The United States on Friday welcomed news that Thailand will investigate the disappearance of Truong Duy Nhat, a Radio Free Asia blogger from Vietnam who disappeared on Jan. 26 after fleeing to Thailand to seek political asylum with a U.N. refugee agency.
Nhat, a former political prisoner and weekly contributor for RFA’s Vietnamese Service, vanished at a shopping mall on the outskirts of Bangkok after going the day before to the Bangkok office of the United Nations High Commissioner for Refugees (UNHCR).
On Thursday, Thailand said that though it had no record of Nhat entering the country, it would look into his case to see if he had crossed into Thailand illegally and would attempt to learn what had happened to him.
“I’ve ordered an investigation into this matter,” Thai immigration chief Surachate Hakparn told the Reuters news service on Thursday.
In a Feb. 8 statement, the U.S. State Department said it welcomed the Thai government’s investigation into Nhat’s disappearance, adding, “We are monitoring the situation closely.”
“Press freedom is fundamental to transparency and accountable governance. Journalists often do their work at great risk, and it is the duty of governments and citizens worldwide to speak out for their protection,” a State Department spokesperson said.

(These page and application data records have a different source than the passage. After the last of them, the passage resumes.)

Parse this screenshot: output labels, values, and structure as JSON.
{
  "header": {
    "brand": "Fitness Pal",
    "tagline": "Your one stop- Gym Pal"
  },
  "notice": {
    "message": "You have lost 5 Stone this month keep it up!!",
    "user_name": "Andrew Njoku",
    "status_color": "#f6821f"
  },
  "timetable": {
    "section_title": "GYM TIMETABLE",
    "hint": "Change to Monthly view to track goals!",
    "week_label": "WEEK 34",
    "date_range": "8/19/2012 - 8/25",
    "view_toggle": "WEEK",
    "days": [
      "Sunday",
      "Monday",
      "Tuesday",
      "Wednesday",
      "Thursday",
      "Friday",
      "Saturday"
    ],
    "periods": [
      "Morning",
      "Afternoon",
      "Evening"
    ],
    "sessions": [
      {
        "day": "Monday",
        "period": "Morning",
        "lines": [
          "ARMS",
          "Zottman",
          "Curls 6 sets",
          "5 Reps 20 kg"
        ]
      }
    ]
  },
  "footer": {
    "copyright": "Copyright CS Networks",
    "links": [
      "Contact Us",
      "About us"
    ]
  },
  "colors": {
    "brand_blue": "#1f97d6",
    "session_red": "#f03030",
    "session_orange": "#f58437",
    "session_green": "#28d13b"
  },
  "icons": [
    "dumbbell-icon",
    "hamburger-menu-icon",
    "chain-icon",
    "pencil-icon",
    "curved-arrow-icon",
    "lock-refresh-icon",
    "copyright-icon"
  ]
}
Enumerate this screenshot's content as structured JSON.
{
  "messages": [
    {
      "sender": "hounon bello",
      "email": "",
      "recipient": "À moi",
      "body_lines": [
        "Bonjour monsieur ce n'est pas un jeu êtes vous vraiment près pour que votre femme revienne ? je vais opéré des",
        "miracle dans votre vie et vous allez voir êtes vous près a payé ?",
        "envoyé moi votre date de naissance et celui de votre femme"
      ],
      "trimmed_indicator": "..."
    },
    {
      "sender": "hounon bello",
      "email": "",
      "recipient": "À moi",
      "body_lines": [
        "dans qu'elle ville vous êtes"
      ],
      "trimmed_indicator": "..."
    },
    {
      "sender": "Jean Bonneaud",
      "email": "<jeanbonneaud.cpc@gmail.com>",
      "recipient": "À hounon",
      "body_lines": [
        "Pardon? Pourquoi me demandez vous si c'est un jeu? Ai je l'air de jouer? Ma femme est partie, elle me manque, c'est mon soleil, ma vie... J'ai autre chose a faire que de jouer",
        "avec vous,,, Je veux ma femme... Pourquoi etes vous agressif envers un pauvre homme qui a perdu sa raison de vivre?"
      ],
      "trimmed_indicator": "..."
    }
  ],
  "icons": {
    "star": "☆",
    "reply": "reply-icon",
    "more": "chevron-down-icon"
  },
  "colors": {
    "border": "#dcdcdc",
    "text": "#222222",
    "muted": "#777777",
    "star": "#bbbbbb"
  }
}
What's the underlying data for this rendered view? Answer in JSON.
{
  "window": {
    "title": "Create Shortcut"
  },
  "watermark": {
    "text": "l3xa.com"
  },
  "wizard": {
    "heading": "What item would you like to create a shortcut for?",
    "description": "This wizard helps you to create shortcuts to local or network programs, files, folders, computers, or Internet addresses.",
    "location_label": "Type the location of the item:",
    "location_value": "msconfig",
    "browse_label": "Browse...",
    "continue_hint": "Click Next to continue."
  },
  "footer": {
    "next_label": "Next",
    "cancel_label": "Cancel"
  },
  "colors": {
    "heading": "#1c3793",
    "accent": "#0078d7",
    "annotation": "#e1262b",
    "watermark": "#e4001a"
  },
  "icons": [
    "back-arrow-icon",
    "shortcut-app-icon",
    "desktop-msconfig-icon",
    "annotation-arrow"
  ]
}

Nothing has been heard of Nhat since his disappearance, and rights groups and members of the Vietnamese exile community say they fear he may have been abducted by Vietnamese police and taken back to Vietnam.
“Viet Nam security forces have abducted exiles and refugees from Thailand and elsewhere in the past,” Amnesty International’s Senior Director for Global Operations Minar Pimple said in a Feb. 6 statement.
“Truong Duy Nhat is at clear risk of torture or other ill-treatment if his abduction is confirmed,” Pimple said.
Press freedoms group Reporters Without Borders (RSF) meanwhile urged Thai authorities to “make every effort” to investigate Nhat’s disappearance.
“If the Thai authorities prove not to have been involved, this would mean that Vietnamese agents are no longer bothered by international law and violate a partner country’s sovereignty to pursue their critics,” Daniel Bastard, head of RSF’s Asia-Pacific desk, said in a Feb. 6 statement.
“This sends an absolutely terrifying message to the community of Vietnamese bloggers who have sought refuge in Bangkok,” Bastard said.
Reported by Richard Finney and Matthew Pennington.